This has been a bit of a rambling mess of a post and congratulations if you managed to stick with it this far. Really I guess what I want to try and do is ‘crowd source’ answers, suggestions, thoughts – and probably more questions – about all these things and start to build a practical resource that can be shared because I can’t be the only person thinking about all these things? (Maybe I am – it wouldn’t be the first time!) Maybe a wiki or something? I’m happy to set something up if I am not just talking to myself on the back of the bus…
* One quick win would be to just make the Civil Service Jobs URLs more easily shareable – they are horrible at the moment and although there is a nice little hack** that isn’t a great long term solution.
** Just use this template
[The role has been slightly tweaked and is now called User Experience Lead but it available again – the vast majority of this post is still valid]
There are still a few days to apply for the
two User Researcher UX Lead job with me at ONS and so I thought I would say a little about what the work might entail and why I believe it is interesting and important.
The role will be embedded in one of two agile development teams – both committed to a ‘user first’ approach. My project is the redevelopment of the ONS corporate website including everything from the publishing platform to data manipulation and visualisation tools on the front-end. The other is a project to radically rethink how ONS does surveys – a huge part of our activity – moving it to a truly ‘digital by default’ approach. This project includes everything from identity assurance, to ‘nudge’ thinking as well as a lot of form design. It is crucial work to the future of the organisation.
Everybody involved in these projects is committed to following the approach advocated by GDS. Service Managers are being trained alongside those from the GDS exemplar projects and ONS work voluntarily goes through the GDS Service Assessment process to reassure everybody involved that the right processes are followed.
We have built our own user lab on the premises in Newport and also are able to book the facilities at GDS HQ in Holborn. The ONS users are a passionate community who are always happy to share their opinions and experiences. Between this large community and a relationship with a participant recruitment company getting people in to provide feedback is not a problem. Finding time for everybody who wants their say is more difficult.

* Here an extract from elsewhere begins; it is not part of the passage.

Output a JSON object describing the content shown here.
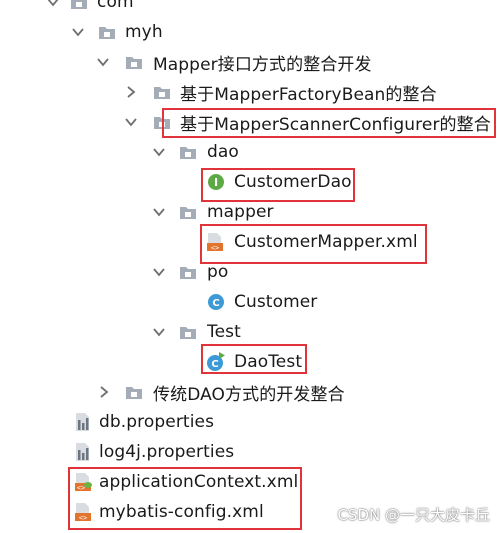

Speaking for my project we practice what I have heard called ‘user driven development’ and so the User Researcher has a vital role. We undertake formal lab based research at the end of every sprint and expect supplementary work to be going on all the time. Our user stories are genuinely directly based on our research and so the Researcher has enormous influence alongside the Product Lead (i.e. me!). The team develops and deploys at pace so there are really quick feedback loops and you can really see the difference you are making.
The work of the ONS is high profile and important to the ensure an informed debate based on data rather than anecdote. Not to mention the influence the statistics have on the nations economy and political policy. Anybody involved in this work has an opportunity to make a real difference.
Now the job is in Newport but it is commutable from Cardiff and Bristol (despite my moaning I have done it everyday for two years) and the organisation is really embracing the digital agenda so it is an exciting time to be involved.
So if you have ever been inspired by the work of GDS but don’t fancy moving to London I really want you to take a look at the job description and take some time this weekend to apply!
*within reason 🙂